═════ Data for processing ═════

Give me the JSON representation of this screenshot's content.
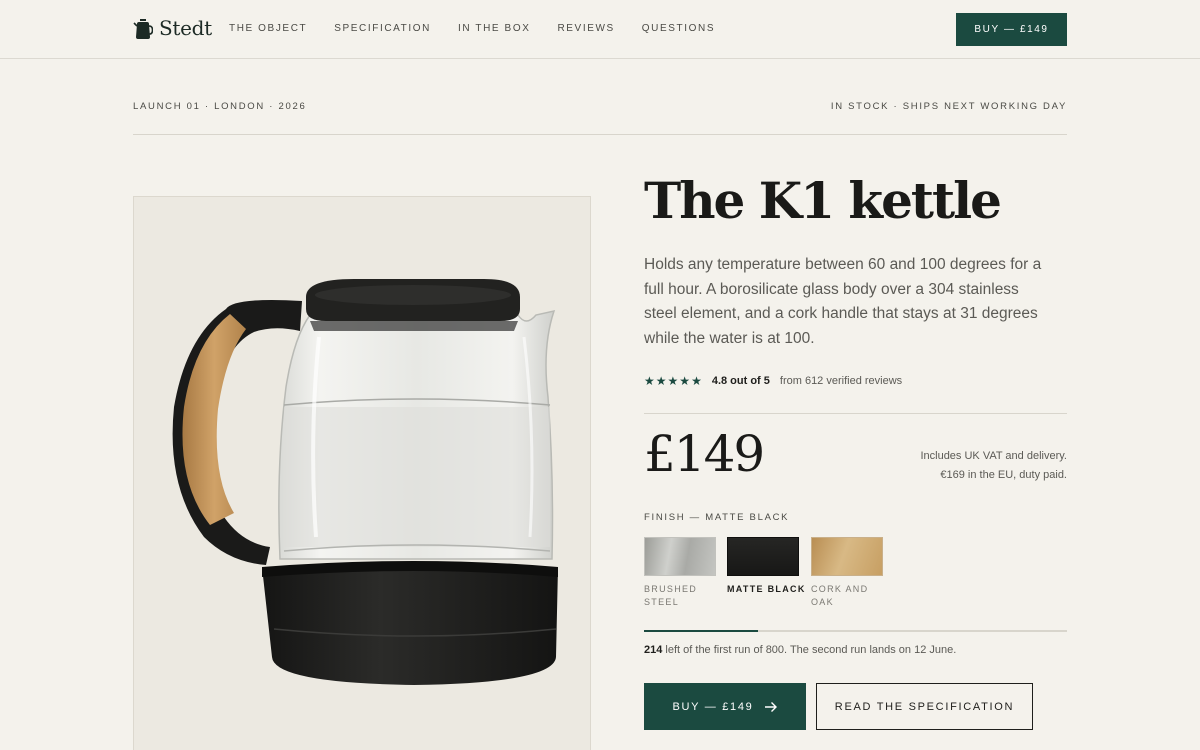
{
  "brand": {
    "name": "Stedt",
    "logo_icon": "kettle-icon"
  },
  "nav": {
    "items": [
      {
        "label": "THE OBJECT"
      },
      {
        "label": "SPECIFICATION"
      },
      {
        "label": "IN THE BOX"
      },
      {
        "label": "REVIEWS"
      },
      {
        "label": "QUESTIONS"
      }
    ]
  },
  "header": {
    "buy_label": "BUY — £149"
  },
  "meta": {
    "left": "LAUNCH 01 · LONDON · 2026",
    "right": "IN STOCK · SHIPS NEXT WORKING DAY"
  },
  "product": {
    "title": "The K1 kettle",
    "description": "Holds any temperature between 60 and 100 degrees for a full hour. A borosilicate glass body over a 304 stainless steel element, and a cork handle that stays at 31 degrees while the water is at 100.",
    "rating": {
      "stars": 5,
      "score": "4.8 out of 5",
      "count": "from 612 verified reviews"
    },
    "price": "£149",
    "price_note_line1": "Includes UK VAT and delivery.",
    "price_note_line2": "€169 in the EU, duty paid."
  },
  "finish": {
    "label": "FINISH — MATTE BLACK",
    "selected": "MATTE BLACK",
    "options": [
      {
        "label": "BRUSHED STEEL",
        "color": "#bfc0bb"
      },
      {
        "label": "MATTE BLACK",
        "color": "#1e1e1c"
      },
      {
        "label": "CORK AND OAK",
        "color": "#cba872"
      }
    ]
  },
  "stock": {
    "remaining": "214",
    "text": "left of the first run of 800. The second run lands on 12 June.",
    "fraction_sold": 0.27
  },
  "actions": {
    "buy_label": "BUY — £149",
    "buy_icon": "arrow-right-icon",
    "spec_label": "READ THE SPECIFICATION"
  },
  "colors": {
    "accent": "#1b4a40",
    "background": "#f4f2ec",
    "panel": "#ece9e1"
  }
}
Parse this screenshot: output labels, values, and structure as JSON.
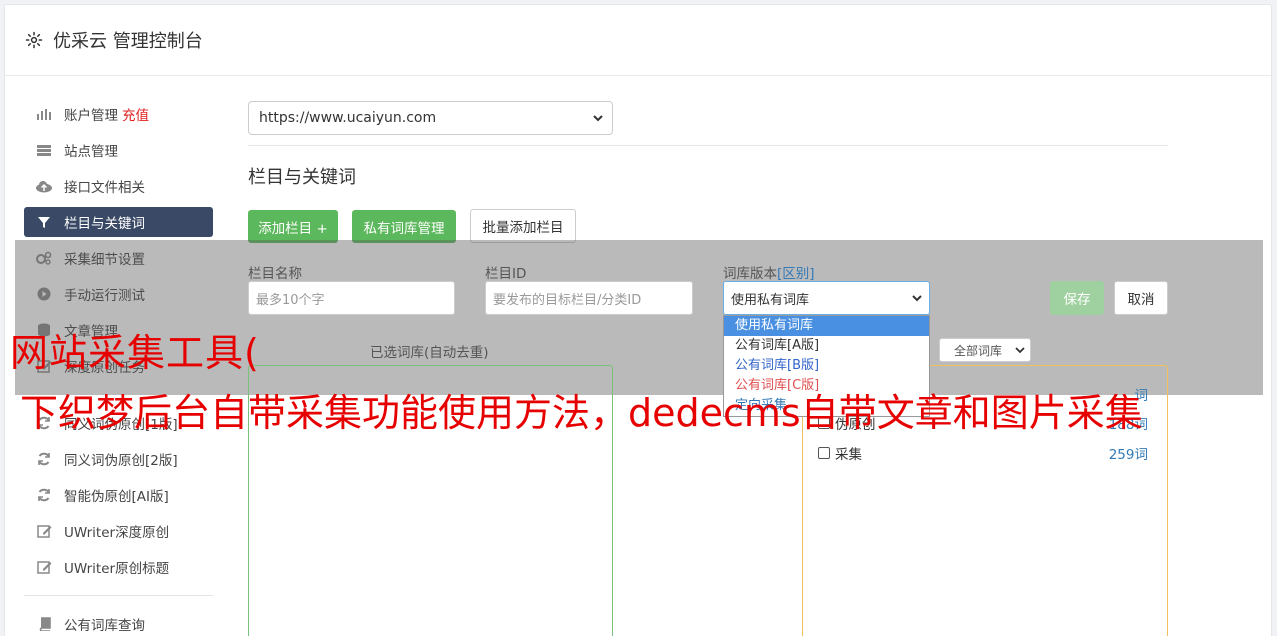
{
  "header": {
    "title": "优采云 管理控制台",
    "icon": "gear-icon"
  },
  "sidebar": {
    "items": [
      {
        "label": "账户管理",
        "extra": "充值",
        "icon": "bar-chart-icon"
      },
      {
        "label": "站点管理",
        "icon": "server-icon"
      },
      {
        "label": "接口文件相关",
        "icon": "cloud-upload-icon"
      },
      {
        "label": "栏目与关键词",
        "icon": "filter-icon",
        "active": true
      },
      {
        "label": "采集细节设置",
        "icon": "gears-icon"
      },
      {
        "label": "手动运行测试",
        "icon": "play-circle-icon"
      },
      {
        "label": "文章管理",
        "icon": "database-icon"
      },
      {
        "label": "深度原创任务",
        "icon": "edit-icon"
      },
      {
        "label": "同义词伪原创[1版]",
        "icon": "refresh-icon"
      },
      {
        "label": "同义词伪原创[2版]",
        "icon": "refresh-icon"
      },
      {
        "label": "智能伪原创[AI版]",
        "icon": "refresh-icon"
      },
      {
        "label": "UWriter深度原创",
        "icon": "edit-icon"
      },
      {
        "label": "UWriter原创标题",
        "icon": "edit-icon"
      },
      {
        "label": "公有词库查询",
        "icon": "book-icon"
      }
    ]
  },
  "main": {
    "site_select_value": "https://www.ucaiyun.com",
    "section_title": "栏目与关键词",
    "buttons": {
      "add_column": "添加栏目 +",
      "private_lib": "私有词库管理",
      "batch_add": "批量添加栏目"
    },
    "form": {
      "name_label": "栏目名称",
      "name_placeholder": "最多10个字",
      "id_label": "栏目ID",
      "id_placeholder": "要发布的目标栏目/分类ID",
      "version_label": "词库版本",
      "version_link": "[区别]",
      "version_value": "使用私有词库",
      "save": "保存",
      "cancel": "取消"
    },
    "dropdown_options": [
      "使用私有词库",
      "公有词库[A版]",
      "公有词库[B版]",
      "公有词库[C版]",
      "定向采集"
    ],
    "selected_label": "已选词库(自动去重)",
    "lib_filter": "全部词库",
    "libraries": [
      {
        "name": "",
        "count": "词"
      },
      {
        "name": "伪原创",
        "count": "188词"
      },
      {
        "name": "采集",
        "count": "259词"
      }
    ]
  },
  "watermark": {
    "line1": "网站采集工具(",
    "line2": "下织梦后台自带采集功能使用方法，dedecms自带文章和图片采集"
  }
}
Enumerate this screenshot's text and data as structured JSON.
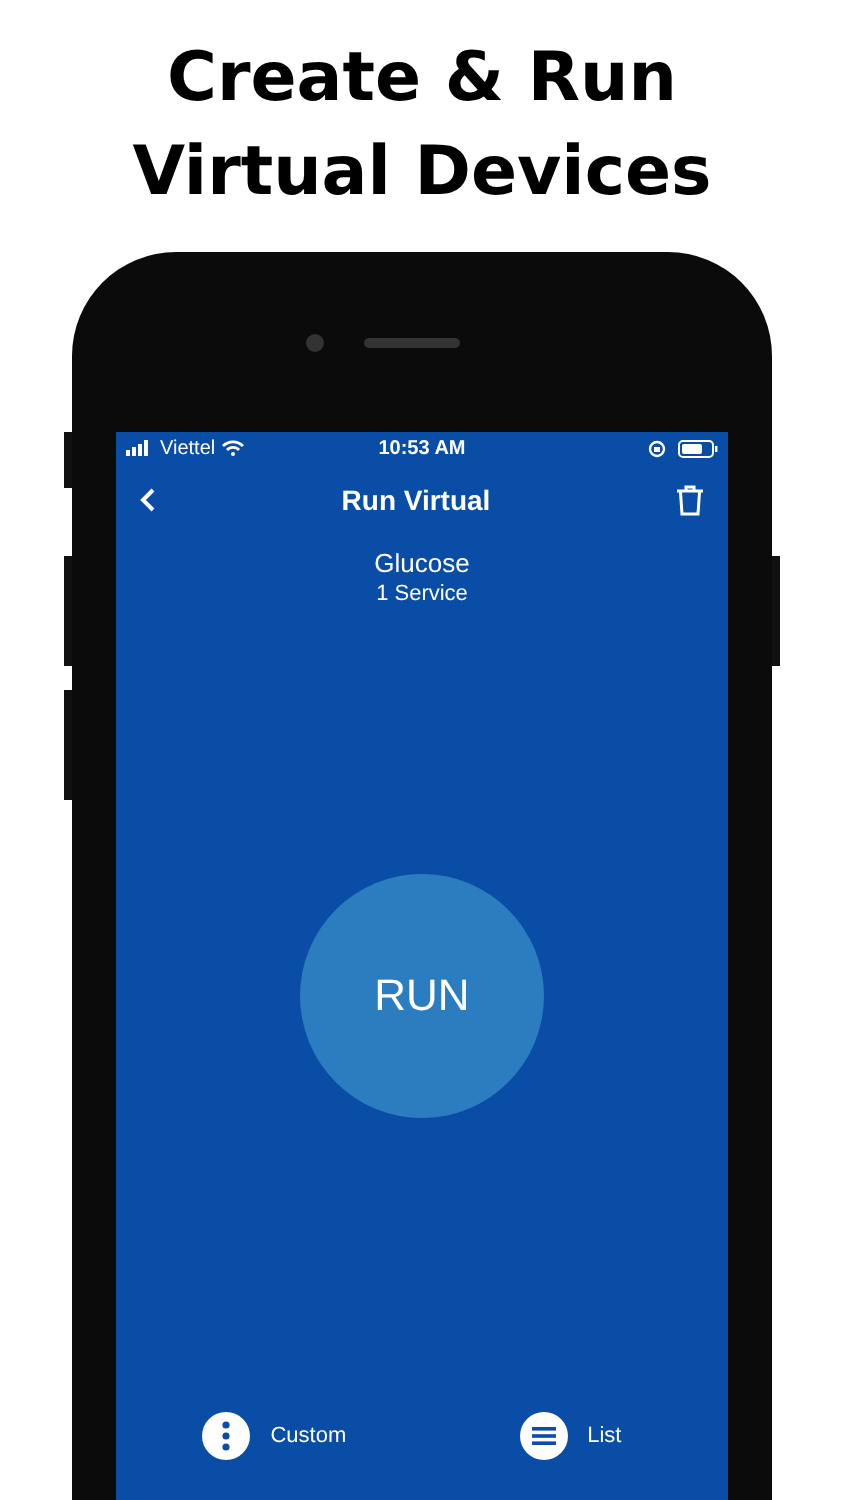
{
  "headline": [
    "Create & Run",
    "Virtual Devices"
  ],
  "status_bar": {
    "carrier": "Viettel",
    "time": "10:53 AM"
  },
  "nav": {
    "title": "Run Virtual"
  },
  "device": {
    "name": "Glucose",
    "services": "1 Service"
  },
  "run_button": {
    "label": "RUN"
  },
  "bottom_actions": [
    {
      "kind": "custom",
      "label": "Custom"
    },
    {
      "kind": "list",
      "label": "List"
    }
  ]
}
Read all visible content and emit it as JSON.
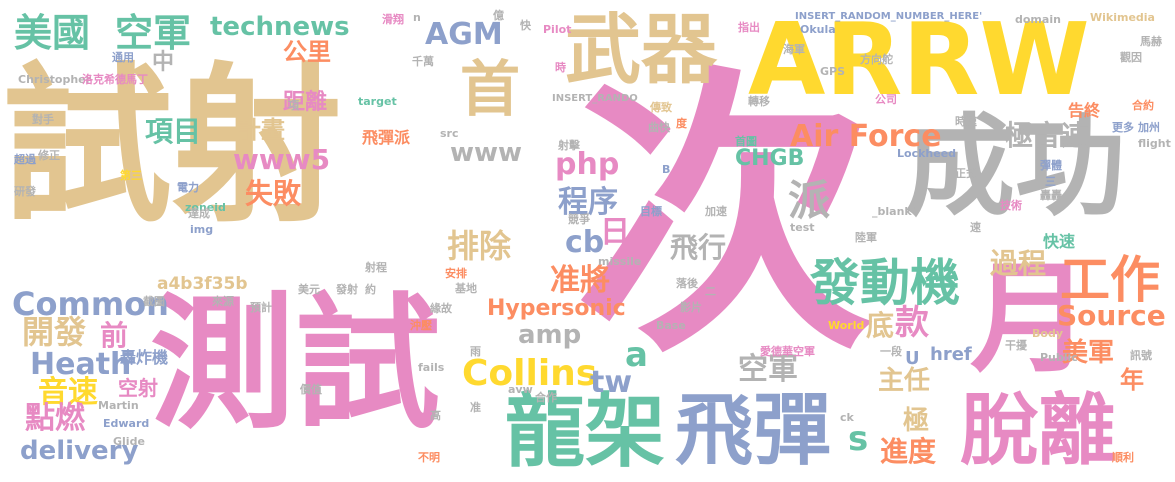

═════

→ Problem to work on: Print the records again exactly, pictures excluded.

→ Result of this exercise:
Give me the JSON representation of this screenshot's content.
{
  "brand": {
    "name": "Stedt",
    "logo_icon": "kettle-icon"
  },
  "nav": {
    "items": [
      {
        "label": "THE OBJECT"
      },
      {
        "label": "SPECIFICATION"
      },
      {
        "label": "IN THE BOX"
      },
      {
        "label": "REVIEWS"
      },
      {
        "label": "QUESTIONS"
      }
    ]
  },
  "header": {
    "buy_label": "BUY — £149"
  },
  "meta": {
    "left": "LAUNCH 01 · LONDON · 2026",
    "right": "IN STOCK · SHIPS NEXT WORKING DAY"
  },
  "product": {
    "title": "The K1 kettle",
    "description": "Holds any temperature between 60 and 100 degrees for a full hour. A borosilicate glass body over a 304 stainless steel element, and a cork handle that stays at 31 degrees while the water is at 100.",
    "rating": {
      "stars": 5,
      "score": "4.8 out of 5",
      "count": "from 612 verified reviews"
    },
    "price": "£149",
    "price_note_line1": "Includes UK VAT and delivery.",
    "price_note_line2": "€169 in the EU, duty paid."
  },
  "finish": {
    "label": "FINISH — MATTE BLACK",
    "selected": "MATTE BLACK",
    "options": [
      {
        "label": "BRUSHED STEEL",
        "color": "#bfc0bb"
      },
      {
        "label": "MATTE BLACK",
        "color": "#1e1e1c"
      },
      {
        "label": "CORK AND OAK",
        "color": "#cba872"
      }
    ]
  },
  "stock": {
    "remaining": "214",
    "text": "left of the first run of 800. The second run lands on 12 June.",
    "fraction_sold": 0.27
  },
  "actions": {
    "buy_label": "BUY — £149",
    "buy_icon": "arrow-right-icon",
    "spec_label": "READ THE SPECIFICATION"
  },
  "colors": {
    "accent": "#1b4a40",
    "background": "#f4f2ec",
    "panel": "#ece9e1"
  }
}
Parse this screenshot: output labels, values, and structure as JSON.
{
  "header": {
    "title": "优采云 管理控制台",
    "icon": "gear-icon"
  },
  "sidebar": {
    "items": [
      {
        "label": "账户管理",
        "extra": "充值",
        "icon": "bar-chart-icon"
      },
      {
        "label": "站点管理",
        "icon": "server-icon"
      },
      {
        "label": "接口文件相关",
        "icon": "cloud-upload-icon"
      },
      {
        "label": "栏目与关键词",
        "icon": "filter-icon",
        "active": true
      },
      {
        "label": "采集细节设置",
        "icon": "gears-icon"
      },
      {
        "label": "手动运行测试",
        "icon": "play-circle-icon"
      },
      {
        "label": "文章管理",
        "icon": "database-icon"
      },
      {
        "label": "深度原创任务",
        "icon": "edit-icon"
      },
      {
        "label": "同义词伪原创[1版]",
        "icon": "refresh-icon"
      },
      {
        "label": "同义词伪原创[2版]",
        "icon": "refresh-icon"
      },
      {
        "label": "智能伪原创[AI版]",
        "icon": "refresh-icon"
      },
      {
        "label": "UWriter深度原创",
        "icon": "edit-icon"
      },
      {
        "label": "UWriter原创标题",
        "icon": "edit-icon"
      },
      {
        "label": "公有词库查询",
        "icon": "book-icon"
      }
    ]
  },
  "main": {
    "site_select_value": "https://www.ucaiyun.com",
    "section_title": "栏目与关键词",
    "buttons": {
      "add_column": "添加栏目 +",
      "private_lib": "私有词库管理",
      "batch_add": "批量添加栏目"
    },
    "form": {
      "name_label": "栏目名称",
      "name_placeholder": "最多10个字",
      "id_label": "栏目ID",
      "id_placeholder": "要发布的目标栏目/分类ID",
      "version_label": "词库版本",
      "version_link": "[区别]",
      "version_value": "使用私有词库",
      "save": "保存",
      "cancel": "取消"
    },
    "dropdown_options": [
      "使用私有词库",
      "公有词库[A版]",
      "公有词库[B版]",
      "公有词库[C版]",
      "定向采集"
    ],
    "selected_label": "已选词库(自动去重)",
    "lib_filter": "全部词库",
    "libraries": [
      {
        "name": "",
        "count": "词"
      },
      {
        "name": "伪原创",
        "count": "188词"
      },
      {
        "name": "采集",
        "count": "259词"
      }
    ]
  },
  "watermark": {
    "line1": "网站采集工具(",
    "line2": "下织梦后台自带采集功能使用方法，dedecms自带文章和图片采集"
  }
}
Enumerate this screenshot's text and data as structured JSON.
{
  "headline": [
    "Create & Run",
    "Virtual Devices"
  ],
  "status_bar": {
    "carrier": "Viettel",
    "time": "10:53 AM"
  },
  "nav": {
    "title": "Run Virtual"
  },
  "device": {
    "name": "Glucose",
    "services": "1 Service"
  },
  "run_button": {
    "label": "RUN"
  },
  "bottom_actions": [
    {
      "kind": "custom",
      "label": "Custom"
    },
    {
      "kind": "list",
      "label": "List"
    }
  ]
}
Read all visible content and emit it as JSON.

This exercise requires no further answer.